## Exercise requirements
Filter the entries below, keeping only lines with the word "JSON".

□ □ □ □

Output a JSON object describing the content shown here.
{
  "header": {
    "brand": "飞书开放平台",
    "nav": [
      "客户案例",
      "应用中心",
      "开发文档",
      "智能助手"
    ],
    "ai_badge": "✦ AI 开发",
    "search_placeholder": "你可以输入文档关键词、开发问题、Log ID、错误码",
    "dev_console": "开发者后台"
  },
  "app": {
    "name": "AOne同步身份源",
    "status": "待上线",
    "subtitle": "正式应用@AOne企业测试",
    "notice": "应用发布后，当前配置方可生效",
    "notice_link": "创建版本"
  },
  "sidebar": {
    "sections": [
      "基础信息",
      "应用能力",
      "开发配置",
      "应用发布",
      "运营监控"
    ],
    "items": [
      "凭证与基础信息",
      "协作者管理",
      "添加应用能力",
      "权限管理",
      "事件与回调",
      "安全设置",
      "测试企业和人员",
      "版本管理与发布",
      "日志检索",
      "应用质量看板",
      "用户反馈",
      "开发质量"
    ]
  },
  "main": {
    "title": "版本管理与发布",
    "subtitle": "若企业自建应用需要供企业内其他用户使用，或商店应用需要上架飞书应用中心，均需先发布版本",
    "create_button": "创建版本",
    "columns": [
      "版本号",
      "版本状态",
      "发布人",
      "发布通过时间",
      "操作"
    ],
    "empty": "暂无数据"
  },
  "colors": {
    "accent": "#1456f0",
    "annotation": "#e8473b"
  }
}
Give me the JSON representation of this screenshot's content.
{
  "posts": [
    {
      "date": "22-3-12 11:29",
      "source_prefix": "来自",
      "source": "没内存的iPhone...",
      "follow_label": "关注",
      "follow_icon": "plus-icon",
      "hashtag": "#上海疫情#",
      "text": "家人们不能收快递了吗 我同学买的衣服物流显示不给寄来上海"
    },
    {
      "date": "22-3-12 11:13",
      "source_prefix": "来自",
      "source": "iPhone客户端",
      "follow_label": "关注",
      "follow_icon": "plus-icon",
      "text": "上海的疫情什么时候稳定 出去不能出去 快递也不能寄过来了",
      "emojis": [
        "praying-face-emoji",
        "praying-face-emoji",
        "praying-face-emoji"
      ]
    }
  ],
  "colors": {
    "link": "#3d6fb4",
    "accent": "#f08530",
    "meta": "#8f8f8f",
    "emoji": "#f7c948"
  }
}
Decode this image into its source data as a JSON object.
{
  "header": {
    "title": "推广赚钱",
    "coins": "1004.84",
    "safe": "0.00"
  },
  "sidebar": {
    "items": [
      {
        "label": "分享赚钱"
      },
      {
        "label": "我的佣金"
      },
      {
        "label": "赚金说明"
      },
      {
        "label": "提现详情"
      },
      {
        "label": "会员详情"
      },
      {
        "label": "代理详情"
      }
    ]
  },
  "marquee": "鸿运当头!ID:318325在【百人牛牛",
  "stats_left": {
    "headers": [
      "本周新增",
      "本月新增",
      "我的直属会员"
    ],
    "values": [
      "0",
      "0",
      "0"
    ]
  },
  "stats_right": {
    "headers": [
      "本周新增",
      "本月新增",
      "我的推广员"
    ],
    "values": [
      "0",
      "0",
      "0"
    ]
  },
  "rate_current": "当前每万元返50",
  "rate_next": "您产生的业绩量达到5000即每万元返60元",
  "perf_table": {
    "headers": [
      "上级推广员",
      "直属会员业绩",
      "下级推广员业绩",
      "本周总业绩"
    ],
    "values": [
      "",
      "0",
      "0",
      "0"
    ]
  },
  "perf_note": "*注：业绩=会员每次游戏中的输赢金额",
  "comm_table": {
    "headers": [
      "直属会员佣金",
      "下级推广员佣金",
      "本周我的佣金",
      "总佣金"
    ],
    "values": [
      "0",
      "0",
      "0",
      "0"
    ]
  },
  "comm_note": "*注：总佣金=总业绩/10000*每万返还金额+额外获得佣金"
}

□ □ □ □

## Exercise answer
Output a JSON object describing the content shown here.
Give me the JSON representation of this screenshot's content.
Decode this image into its source data as a JSON object.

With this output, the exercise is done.